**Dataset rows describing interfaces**
┌──
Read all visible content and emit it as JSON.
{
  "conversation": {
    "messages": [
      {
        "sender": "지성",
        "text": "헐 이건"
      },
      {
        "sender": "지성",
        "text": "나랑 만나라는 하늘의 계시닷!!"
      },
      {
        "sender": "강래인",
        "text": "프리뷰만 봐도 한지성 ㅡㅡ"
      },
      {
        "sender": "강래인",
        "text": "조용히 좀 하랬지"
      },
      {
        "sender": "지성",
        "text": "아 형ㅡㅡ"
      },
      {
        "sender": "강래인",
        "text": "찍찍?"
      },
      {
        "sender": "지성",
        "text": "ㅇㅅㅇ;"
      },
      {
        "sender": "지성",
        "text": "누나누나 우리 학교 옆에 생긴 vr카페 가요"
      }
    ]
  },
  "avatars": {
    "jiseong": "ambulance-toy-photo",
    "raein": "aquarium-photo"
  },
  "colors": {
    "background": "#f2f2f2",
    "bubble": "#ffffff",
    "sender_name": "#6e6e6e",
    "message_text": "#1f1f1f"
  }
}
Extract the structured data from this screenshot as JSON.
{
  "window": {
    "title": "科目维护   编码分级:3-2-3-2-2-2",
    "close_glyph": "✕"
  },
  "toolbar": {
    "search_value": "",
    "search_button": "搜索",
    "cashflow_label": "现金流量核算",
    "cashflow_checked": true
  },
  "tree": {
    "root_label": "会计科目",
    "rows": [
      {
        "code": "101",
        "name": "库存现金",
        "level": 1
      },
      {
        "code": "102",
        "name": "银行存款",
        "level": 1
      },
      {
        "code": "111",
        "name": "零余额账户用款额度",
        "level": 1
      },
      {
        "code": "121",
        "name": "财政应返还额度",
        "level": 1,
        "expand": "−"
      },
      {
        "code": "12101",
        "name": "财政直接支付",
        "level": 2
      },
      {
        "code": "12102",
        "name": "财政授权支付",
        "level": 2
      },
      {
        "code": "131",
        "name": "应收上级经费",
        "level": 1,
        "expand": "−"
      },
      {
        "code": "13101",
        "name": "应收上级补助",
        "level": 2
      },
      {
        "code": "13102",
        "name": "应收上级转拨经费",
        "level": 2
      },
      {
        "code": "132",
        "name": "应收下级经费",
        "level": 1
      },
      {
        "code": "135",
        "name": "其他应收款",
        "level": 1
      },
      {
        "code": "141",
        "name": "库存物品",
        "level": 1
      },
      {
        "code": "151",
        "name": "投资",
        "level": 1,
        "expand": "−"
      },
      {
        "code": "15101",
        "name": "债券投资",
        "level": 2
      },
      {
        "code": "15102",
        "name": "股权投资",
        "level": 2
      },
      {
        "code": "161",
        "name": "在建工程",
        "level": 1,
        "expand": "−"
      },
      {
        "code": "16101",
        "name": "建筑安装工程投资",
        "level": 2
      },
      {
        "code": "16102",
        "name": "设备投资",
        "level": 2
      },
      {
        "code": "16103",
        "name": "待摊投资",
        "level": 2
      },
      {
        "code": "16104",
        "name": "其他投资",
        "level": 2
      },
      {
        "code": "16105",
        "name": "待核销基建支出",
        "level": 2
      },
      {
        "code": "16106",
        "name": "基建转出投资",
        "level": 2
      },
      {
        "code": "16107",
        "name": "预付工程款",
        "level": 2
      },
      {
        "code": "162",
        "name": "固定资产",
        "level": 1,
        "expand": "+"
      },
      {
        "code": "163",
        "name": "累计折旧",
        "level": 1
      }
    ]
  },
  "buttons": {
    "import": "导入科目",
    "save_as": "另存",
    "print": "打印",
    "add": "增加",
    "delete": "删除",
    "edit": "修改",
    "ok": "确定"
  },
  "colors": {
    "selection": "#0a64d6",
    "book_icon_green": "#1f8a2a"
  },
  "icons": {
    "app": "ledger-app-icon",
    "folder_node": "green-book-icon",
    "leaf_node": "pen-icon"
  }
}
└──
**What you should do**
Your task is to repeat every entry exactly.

**Response to this task**
Read all visible content and emit it as JSON.
{
  "conversation": {
    "messages": [
      {
        "sender": "지성",
        "text": "헐 이건"
      },
      {
        "sender": "지성",
        "text": "나랑 만나라는 하늘의 계시닷!!"
      },
      {
        "sender": "강래인",
        "text": "프리뷰만 봐도 한지성 ㅡㅡ"
      },
      {
        "sender": "강래인",
        "text": "조용히 좀 하랬지"
      },
      {
        "sender": "지성",
        "text": "아 형ㅡㅡ"
      },
      {
        "sender": "강래인",
        "text": "찍찍?"
      },
      {
        "sender": "지성",
        "text": "ㅇㅅㅇ;"
      },
      {
        "sender": "지성",
        "text": "누나누나 우리 학교 옆에 생긴 vr카페 가요"
      }
    ]
  },
  "avatars": {
    "jiseong": "ambulance-toy-photo",
    "raein": "aquarium-photo"
  },
  "colors": {
    "background": "#f2f2f2",
    "bubble": "#ffffff",
    "sender_name": "#6e6e6e",
    "message_text": "#1f1f1f"
  }
}
Extract the structured data from this screenshot as JSON.
{
  "window": {
    "title": "科目维护   编码分级:3-2-3-2-2-2",
    "close_glyph": "✕"
  },
  "toolbar": {
    "search_value": "",
    "search_button": "搜索",
    "cashflow_label": "现金流量核算",
    "cashflow_checked": true
  },
  "tree": {
    "root_label": "会计科目",
    "rows": [
      {
        "code": "101",
        "name": "库存现金",
        "level": 1
      },
      {
        "code": "102",
        "name": "银行存款",
        "level": 1
      },
      {
        "code": "111",
        "name": "零余额账户用款额度",
        "level": 1
      },
      {
        "code": "121",
        "name": "财政应返还额度",
        "level": 1,
        "expand": "−"
      },
      {
        "code": "12101",
        "name": "财政直接支付",
        "level": 2
      },
      {
        "code": "12102",
        "name": "财政授权支付",
        "level": 2
      },
      {
        "code": "131",
        "name": "应收上级经费",
        "level": 1,
        "expand": "−"
      },
      {
        "code": "13101",
        "name": "应收上级补助",
        "level": 2
      },
      {
        "code": "13102",
        "name": "应收上级转拨经费",
        "level": 2
      },
      {
        "code": "132",
        "name": "应收下级经费",
        "level": 1
      },
      {
        "code": "135",
        "name": "其他应收款",
        "level": 1
      },
      {
        "code": "141",
        "name": "库存物品",
        "level": 1
      },
      {
        "code": "151",
        "name": "投资",
        "level": 1,
        "expand": "−"
      },
      {
        "code": "15101",
        "name": "债券投资",
        "level": 2
      },
      {
        "code": "15102",
        "name": "股权投资",
        "level": 2
      },
      {
        "code": "161",
        "name": "在建工程",
        "level": 1,
        "expand": "−"
      },
      {
        "code": "16101",
        "name": "建筑安装工程投资",
        "level": 2
      },
      {
        "code": "16102",
        "name": "设备投资",
        "level": 2
      },
      {
        "code": "16103",
        "name": "待摊投资",
        "level": 2
      },
      {
        "code": "16104",
        "name": "其他投资",
        "level": 2
      },
      {
        "code": "16105",
        "name": "待核销基建支出",
        "level": 2
      },
      {
        "code": "16106",
        "name": "基建转出投资",
        "level": 2
      },
      {
        "code": "16107",
        "name": "预付工程款",
        "level": 2
      },
      {
        "code": "162",
        "name": "固定资产",
        "level": 1,
        "expand": "+"
      },
      {
        "code": "163",
        "name": "累计折旧",
        "level": 1
      }
    ]
  },
  "buttons": {
    "import": "导入科目",
    "save_as": "另存",
    "print": "打印",
    "add": "增加",
    "delete": "删除",
    "edit": "修改",
    "ok": "确定"
  },
  "colors": {
    "selection": "#0a64d6",
    "book_icon_green": "#1f8a2a"
  },
  "icons": {
    "app": "ledger-app-icon",
    "folder_node": "green-book-icon",
    "leaf_node": "pen-icon"
  }
}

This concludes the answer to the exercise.